- © The Mineralogical Society Of America
The unusual chemistry of molybdenum (Mo) makes this trace element interesting to both geochemists and biochemists. Geochemically, Mo is relatively unreactive in oxygenated, aqueous solutions, and hence is a nominally conservative element in the oceans. In fact, Mo is removed so slowly from seawater that it is the most abundant transition metal in the oceans despite being a ppm-level constituent of the crust. In contrast, Mo is readily removed from solution in anoxic-sulfidic (“euxinic”) settings, so that Mo enrichments in sediments are considered diagnostic of reducing depositional conditions. Few elements possess such bimodal redox behavior at the Earth’s surface.
Biochemically, Mo draws attention because it is an essential enzyme cofactor in nearly all organisms, with particular importance for nitrogen fixation, nitrate reduction and sulfite oxidation. Such biochemical ubiquity is surprising in view of the general scarcity of Mo at the Earth’s surface.
Isotopically, Mo initially catches the eye because it has seven stable isotopes of 10–25% abundance, covering a mass range of ~8% (Fig. 1⇓). Thus, from an analyst’s perspective, Mo offers both an unusually large mass spread and a number of options for isotope ratio determination. Combined with rich redox chemistry and covalent-type bonding, both of which tend to drive isotope fractionation, these factors make the Mo isotope system a particularly promising target for stable isotope investigation.

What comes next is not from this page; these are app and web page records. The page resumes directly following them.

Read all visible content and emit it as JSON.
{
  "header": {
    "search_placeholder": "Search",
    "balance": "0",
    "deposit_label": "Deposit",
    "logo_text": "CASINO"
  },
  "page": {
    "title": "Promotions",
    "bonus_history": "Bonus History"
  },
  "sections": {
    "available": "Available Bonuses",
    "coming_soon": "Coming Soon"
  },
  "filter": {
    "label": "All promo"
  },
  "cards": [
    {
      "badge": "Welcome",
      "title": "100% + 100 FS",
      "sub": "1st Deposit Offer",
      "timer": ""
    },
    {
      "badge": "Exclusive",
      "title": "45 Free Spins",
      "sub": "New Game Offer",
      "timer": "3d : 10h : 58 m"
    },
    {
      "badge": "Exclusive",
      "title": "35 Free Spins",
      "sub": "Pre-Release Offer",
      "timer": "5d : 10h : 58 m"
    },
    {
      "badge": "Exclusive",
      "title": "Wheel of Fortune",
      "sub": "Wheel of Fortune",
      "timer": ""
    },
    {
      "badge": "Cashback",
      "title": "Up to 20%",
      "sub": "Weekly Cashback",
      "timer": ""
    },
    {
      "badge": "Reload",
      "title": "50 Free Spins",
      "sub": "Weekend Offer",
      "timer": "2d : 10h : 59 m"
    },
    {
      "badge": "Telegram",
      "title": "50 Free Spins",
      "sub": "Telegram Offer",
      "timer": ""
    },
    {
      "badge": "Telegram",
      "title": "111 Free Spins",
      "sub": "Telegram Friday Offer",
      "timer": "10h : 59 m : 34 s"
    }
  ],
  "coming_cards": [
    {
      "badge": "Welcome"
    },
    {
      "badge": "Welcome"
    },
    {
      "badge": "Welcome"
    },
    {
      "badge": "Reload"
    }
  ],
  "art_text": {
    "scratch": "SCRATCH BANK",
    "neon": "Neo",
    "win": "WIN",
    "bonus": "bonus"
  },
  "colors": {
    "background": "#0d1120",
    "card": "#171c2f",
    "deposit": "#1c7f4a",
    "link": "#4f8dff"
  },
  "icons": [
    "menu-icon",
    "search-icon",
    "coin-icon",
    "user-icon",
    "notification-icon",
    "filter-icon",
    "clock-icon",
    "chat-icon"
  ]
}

In the environment, Mo isotope research began in earnest with the application of multiple-collector inductively coupled plasma mass spectrometry. While much work remains to be done, this early research points to promising applications in paleoceanography, and beyond.
This review is intended to provide an overview of this emerging stable isotope system in the context of Mo environmental biogeochemistry. Special attention …